This side had really been abused over the years and it certainly wasn't installed by Siliverton. The side that fits against the boat was cut very crudely to fit the curve of the transom, with a few dips here and there. The previous owner drilled numerous holes to mount things and the stainless brackets that hold the platform are after-market, although perfectly acceptable. Sometime in the past this swim platform was also sanded (more than once we'd guess) with a sanding disk and that was done without removing any of the hardware that was bolted to it. As a result, there were many little platforms where something was mounted and lots of nicks, scrapes and gouges. Our belt sander eliminated many of this old damage but not all, since some of the gouges were deeper than we cared to go.
As we saw on the bridge ladder steps, the grain on the teak turned up sharply after the application of the second coat of Sikkens. We hand-sanded the entire surface with 100-grit sandpaper and folded the sandpaper over the 1/8-inch edge of an old piece of molding to sand the grooves that were milled between the teak planks.
Once the sanding was complete, we vacuumed up the debris and then went over the entire surface with our dampened white socks. (You have to be a regular reader of this blog to know exactly what that means.) That took up a lots sawdust that the vacuum didn't catch.
To finish off the day, we applied the third coat of Sikkens on the now smooth swim platform. The quality Control Department was called in to check our work.
Besides working on the swim platform we also went down to the boat, although on Saturday it seems so cold inside the shed that cleaning our house seemed like a better alternative for the rest of the afternoon. Before we left, we hooked up a 30-amp battery charger to our new inverter batteries. (Boats are supposed to be unplugged from shore power when the owners aren't there but we usually leave the boat plugged in to charge the engine batteries on Saturday and unplug on Sunday before we leave.)
We needed to put a big charger on our two new inverter batteries because, several weeks ago, Bill inadvertently unplugged the boat on Sunday afternoon without first turning the inverter off. I should also mention that I had two 100-watt work lights on and plugged into the inverter outlet in the salon when I left. Usually, once I unplug the boat anything I have left on, goes off. Not this time.
Once I unplugged the boat, the inverter turned on, keeping both work lights going. It stayed that way for six days and when we arrived the next Saturday, we could hear an alarm sounding. The inverter had shut down and both batteries were badly discharged. Once we plugged the boat back in, the inverter began charging the two batteries but with just 10 amps available from the inverter, it would have taken three days or more to bring the batteries back. Since we have to unplug the boat on Sunday when we leave, there wasn't much alternative but to bring down a higher capacity charger on Saturday, connect it to the inverter batteries and leave it on for approximately 18 hours.
That worked as planned. When we arrived on Sunday, both of the inverter batteries were charged and on "float" mode, according to the charger.
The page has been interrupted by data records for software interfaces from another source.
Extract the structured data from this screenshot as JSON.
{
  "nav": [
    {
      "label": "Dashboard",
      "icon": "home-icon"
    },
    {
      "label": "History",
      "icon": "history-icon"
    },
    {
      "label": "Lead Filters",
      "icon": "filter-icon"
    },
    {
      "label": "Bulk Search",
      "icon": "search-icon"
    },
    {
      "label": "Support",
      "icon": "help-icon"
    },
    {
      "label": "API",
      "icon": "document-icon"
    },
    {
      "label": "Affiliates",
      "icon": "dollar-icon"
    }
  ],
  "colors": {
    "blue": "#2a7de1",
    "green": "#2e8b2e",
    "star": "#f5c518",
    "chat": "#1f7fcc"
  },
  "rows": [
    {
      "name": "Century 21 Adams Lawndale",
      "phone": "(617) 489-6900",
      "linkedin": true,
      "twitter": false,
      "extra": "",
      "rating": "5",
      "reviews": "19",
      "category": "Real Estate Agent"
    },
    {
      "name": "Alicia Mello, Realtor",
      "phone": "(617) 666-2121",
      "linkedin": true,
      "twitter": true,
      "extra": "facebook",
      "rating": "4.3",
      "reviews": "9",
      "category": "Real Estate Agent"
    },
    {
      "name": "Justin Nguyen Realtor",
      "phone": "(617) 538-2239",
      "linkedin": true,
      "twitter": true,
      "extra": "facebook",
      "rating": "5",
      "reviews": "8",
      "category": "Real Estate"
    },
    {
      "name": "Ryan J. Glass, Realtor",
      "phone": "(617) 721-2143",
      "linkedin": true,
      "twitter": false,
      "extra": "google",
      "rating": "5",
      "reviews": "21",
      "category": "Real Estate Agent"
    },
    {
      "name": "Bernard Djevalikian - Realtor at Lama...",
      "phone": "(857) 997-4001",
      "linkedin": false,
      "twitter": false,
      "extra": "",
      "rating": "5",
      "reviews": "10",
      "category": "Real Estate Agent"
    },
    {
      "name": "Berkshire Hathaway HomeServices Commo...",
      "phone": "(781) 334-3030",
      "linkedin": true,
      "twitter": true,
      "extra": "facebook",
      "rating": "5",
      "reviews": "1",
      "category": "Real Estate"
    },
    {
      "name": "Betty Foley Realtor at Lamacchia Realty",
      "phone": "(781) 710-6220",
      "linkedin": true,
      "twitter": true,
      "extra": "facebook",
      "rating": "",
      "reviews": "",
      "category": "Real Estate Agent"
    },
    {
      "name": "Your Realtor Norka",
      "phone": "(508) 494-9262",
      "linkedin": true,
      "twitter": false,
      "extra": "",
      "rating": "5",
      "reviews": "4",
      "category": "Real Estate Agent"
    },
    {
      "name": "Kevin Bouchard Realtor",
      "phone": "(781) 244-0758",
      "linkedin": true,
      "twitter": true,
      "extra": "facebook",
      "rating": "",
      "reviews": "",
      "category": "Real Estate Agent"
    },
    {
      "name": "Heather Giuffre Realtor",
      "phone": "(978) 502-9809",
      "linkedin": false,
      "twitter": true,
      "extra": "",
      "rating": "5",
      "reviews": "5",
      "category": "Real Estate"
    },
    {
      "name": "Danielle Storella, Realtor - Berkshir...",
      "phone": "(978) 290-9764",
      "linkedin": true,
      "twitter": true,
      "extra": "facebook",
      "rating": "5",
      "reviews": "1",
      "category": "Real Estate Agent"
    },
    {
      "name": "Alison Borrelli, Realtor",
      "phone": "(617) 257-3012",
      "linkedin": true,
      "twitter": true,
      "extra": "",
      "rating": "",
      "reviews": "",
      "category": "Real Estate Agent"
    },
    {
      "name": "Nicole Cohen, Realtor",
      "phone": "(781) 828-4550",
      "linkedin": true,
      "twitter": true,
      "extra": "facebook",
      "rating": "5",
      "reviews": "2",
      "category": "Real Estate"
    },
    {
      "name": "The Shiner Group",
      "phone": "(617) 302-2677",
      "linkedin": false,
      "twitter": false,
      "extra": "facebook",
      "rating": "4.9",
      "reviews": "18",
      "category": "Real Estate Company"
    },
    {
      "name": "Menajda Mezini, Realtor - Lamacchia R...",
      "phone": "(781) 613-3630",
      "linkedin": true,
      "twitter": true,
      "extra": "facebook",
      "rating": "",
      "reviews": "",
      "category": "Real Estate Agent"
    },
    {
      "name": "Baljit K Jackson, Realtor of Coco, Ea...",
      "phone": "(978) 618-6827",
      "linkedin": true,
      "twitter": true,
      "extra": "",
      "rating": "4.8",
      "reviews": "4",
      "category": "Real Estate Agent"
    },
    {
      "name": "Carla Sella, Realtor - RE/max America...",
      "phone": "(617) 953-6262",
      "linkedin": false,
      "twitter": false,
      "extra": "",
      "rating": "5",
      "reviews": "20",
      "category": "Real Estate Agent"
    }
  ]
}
We reconnected the batteries to the inverter and everything worked as expected. No alarms and the transfer switch in the inverter worked perfectly.
This won't be a problem when the boat is in the water and plugged into the dock power but it was a learning experience. It seems that 200 watts for six days exceeded our designed battery capacity. All we want is to keep the fridge going for an 8-hour boat trip.
If you haven't fallen asleep reading all this detail, then you must love working on boats as much as we do.